- _RAW DATA_:
•••
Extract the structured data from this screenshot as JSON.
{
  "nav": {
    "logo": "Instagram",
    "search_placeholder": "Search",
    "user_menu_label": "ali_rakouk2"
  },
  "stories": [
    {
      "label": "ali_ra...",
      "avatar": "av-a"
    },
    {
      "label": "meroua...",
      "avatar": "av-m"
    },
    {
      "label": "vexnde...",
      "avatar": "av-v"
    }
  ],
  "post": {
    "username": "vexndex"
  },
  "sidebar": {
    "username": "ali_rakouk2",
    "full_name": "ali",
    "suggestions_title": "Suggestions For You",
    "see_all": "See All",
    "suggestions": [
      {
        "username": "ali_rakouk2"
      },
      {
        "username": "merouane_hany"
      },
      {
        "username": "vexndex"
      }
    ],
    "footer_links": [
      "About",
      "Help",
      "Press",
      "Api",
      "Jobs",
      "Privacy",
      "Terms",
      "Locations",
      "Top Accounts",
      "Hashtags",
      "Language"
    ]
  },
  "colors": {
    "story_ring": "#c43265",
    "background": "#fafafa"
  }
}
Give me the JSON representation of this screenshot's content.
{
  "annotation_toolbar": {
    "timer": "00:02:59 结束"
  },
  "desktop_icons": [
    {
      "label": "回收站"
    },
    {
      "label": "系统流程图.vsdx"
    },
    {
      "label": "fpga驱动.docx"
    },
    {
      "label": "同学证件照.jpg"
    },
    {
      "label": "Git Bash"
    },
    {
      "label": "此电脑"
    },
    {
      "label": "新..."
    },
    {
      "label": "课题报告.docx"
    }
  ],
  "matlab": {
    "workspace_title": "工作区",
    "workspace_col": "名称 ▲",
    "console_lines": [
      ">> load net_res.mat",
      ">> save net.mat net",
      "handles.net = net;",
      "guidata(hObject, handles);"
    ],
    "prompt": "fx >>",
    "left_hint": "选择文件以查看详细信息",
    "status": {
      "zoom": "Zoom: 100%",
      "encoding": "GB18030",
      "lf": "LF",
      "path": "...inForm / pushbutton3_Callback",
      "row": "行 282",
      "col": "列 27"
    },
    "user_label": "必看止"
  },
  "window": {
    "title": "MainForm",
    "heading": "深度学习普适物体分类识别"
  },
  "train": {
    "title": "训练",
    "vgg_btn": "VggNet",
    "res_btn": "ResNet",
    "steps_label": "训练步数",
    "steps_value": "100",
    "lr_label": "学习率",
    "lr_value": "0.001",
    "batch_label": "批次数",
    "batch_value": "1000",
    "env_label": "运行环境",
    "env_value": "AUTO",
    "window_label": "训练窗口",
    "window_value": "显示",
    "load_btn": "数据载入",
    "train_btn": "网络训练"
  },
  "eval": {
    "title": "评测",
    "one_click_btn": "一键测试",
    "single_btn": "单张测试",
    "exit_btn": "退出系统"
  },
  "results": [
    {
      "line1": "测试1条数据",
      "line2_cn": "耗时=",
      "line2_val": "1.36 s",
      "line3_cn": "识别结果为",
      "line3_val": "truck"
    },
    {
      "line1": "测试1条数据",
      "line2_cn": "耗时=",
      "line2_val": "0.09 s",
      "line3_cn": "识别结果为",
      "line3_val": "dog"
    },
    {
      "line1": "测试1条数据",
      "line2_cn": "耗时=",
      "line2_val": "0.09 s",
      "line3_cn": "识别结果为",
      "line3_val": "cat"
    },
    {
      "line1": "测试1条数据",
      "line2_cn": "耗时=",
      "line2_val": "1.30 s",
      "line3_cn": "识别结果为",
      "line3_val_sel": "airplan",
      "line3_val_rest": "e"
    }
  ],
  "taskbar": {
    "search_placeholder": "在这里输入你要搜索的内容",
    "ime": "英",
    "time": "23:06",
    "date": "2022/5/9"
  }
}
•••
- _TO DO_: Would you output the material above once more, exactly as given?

- _RESPONSE_:
Extract the structured data from this screenshot as JSON.
{
  "nav": {
    "logo": "Instagram",
    "search_placeholder": "Search",
    "user_menu_label": "ali_rakouk2"
  },
  "stories": [
    {
      "label": "ali_ra...",
      "avatar": "av-a"
    },
    {
      "label": "meroua...",
      "avatar": "av-m"
    },
    {
      "label": "vexnde...",
      "avatar": "av-v"
    }
  ],
  "post": {
    "username": "vexndex"
  },
  "sidebar": {
    "username": "ali_rakouk2",
    "full_name": "ali",
    "suggestions_title": "Suggestions For You",
    "see_all": "See All",
    "suggestions": [
      {
        "username": "ali_rakouk2"
      },
      {
        "username": "merouane_hany"
      },
      {
        "username": "vexndex"
      }
    ],
    "footer_links": [
      "About",
      "Help",
      "Press",
      "Api",
      "Jobs",
      "Privacy",
      "Terms",
      "Locations",
      "Top Accounts",
      "Hashtags",
      "Language"
    ]
  },
  "colors": {
    "story_ring": "#c43265",
    "background": "#fafafa"
  }
}
Give me the JSON representation of this screenshot's content.
{
  "annotation_toolbar": {
    "timer": "00:02:59 结束"
  },
  "desktop_icons": [
    {
      "label": "回收站"
    },
    {
      "label": "系统流程图.vsdx"
    },
    {
      "label": "fpga驱动.docx"
    },
    {
      "label": "同学证件照.jpg"
    },
    {
      "label": "Git Bash"
    },
    {
      "label": "此电脑"
    },
    {
      "label": "新..."
    },
    {
      "label": "课题报告.docx"
    }
  ],
  "matlab": {
    "workspace_title": "工作区",
    "workspace_col": "名称 ▲",
    "console_lines": [
      ">> load net_res.mat",
      ">> save net.mat net",
      "handles.net = net;",
      "guidata(hObject, handles);"
    ],
    "prompt": "fx >>",
    "left_hint": "选择文件以查看详细信息",
    "status": {
      "zoom": "Zoom: 100%",
      "encoding": "GB18030",
      "lf": "LF",
      "path": "...inForm / pushbutton3_Callback",
      "row": "行 282",
      "col": "列 27"
    },
    "user_label": "必看止"
  },
  "window": {
    "title": "MainForm",
    "heading": "深度学习普适物体分类识别"
  },
  "train": {
    "title": "训练",
    "vgg_btn": "VggNet",
    "res_btn": "ResNet",
    "steps_label": "训练步数",
    "steps_value": "100",
    "lr_label": "学习率",
    "lr_value": "0.001",
    "batch_label": "批次数",
    "batch_value": "1000",
    "env_label": "运行环境",
    "env_value": "AUTO",
    "window_label": "训练窗口",
    "window_value": "显示",
    "load_btn": "数据载入",
    "train_btn": "网络训练"
  },
  "eval": {
    "title": "评测",
    "one_click_btn": "一键测试",
    "single_btn": "单张测试",
    "exit_btn": "退出系统"
  },
  "results": [
    {
      "line1": "测试1条数据",
      "line2_cn": "耗时=",
      "line2_val": "1.36 s",
      "line3_cn": "识别结果为",
      "line3_val": "truck"
    },
    {
      "line1": "测试1条数据",
      "line2_cn": "耗时=",
      "line2_val": "0.09 s",
      "line3_cn": "识别结果为",
      "line3_val": "dog"
    },
    {
      "line1": "测试1条数据",
      "line2_cn": "耗时=",
      "line2_val": "0.09 s",
      "line3_cn": "识别结果为",
      "line3_val": "cat"
    },
    {
      "line1": "测试1条数据",
      "line2_cn": "耗时=",
      "line2_val": "1.30 s",
      "line3_cn": "识别结果为",
      "line3_val_sel": "airplan",
      "line3_val_rest": "e"
    }
  ],
  "taskbar": {
    "search_placeholder": "在这里输入你要搜索的内容",
    "ime": "英",
    "time": "23:06",
    "date": "2022/5/9"
  }
}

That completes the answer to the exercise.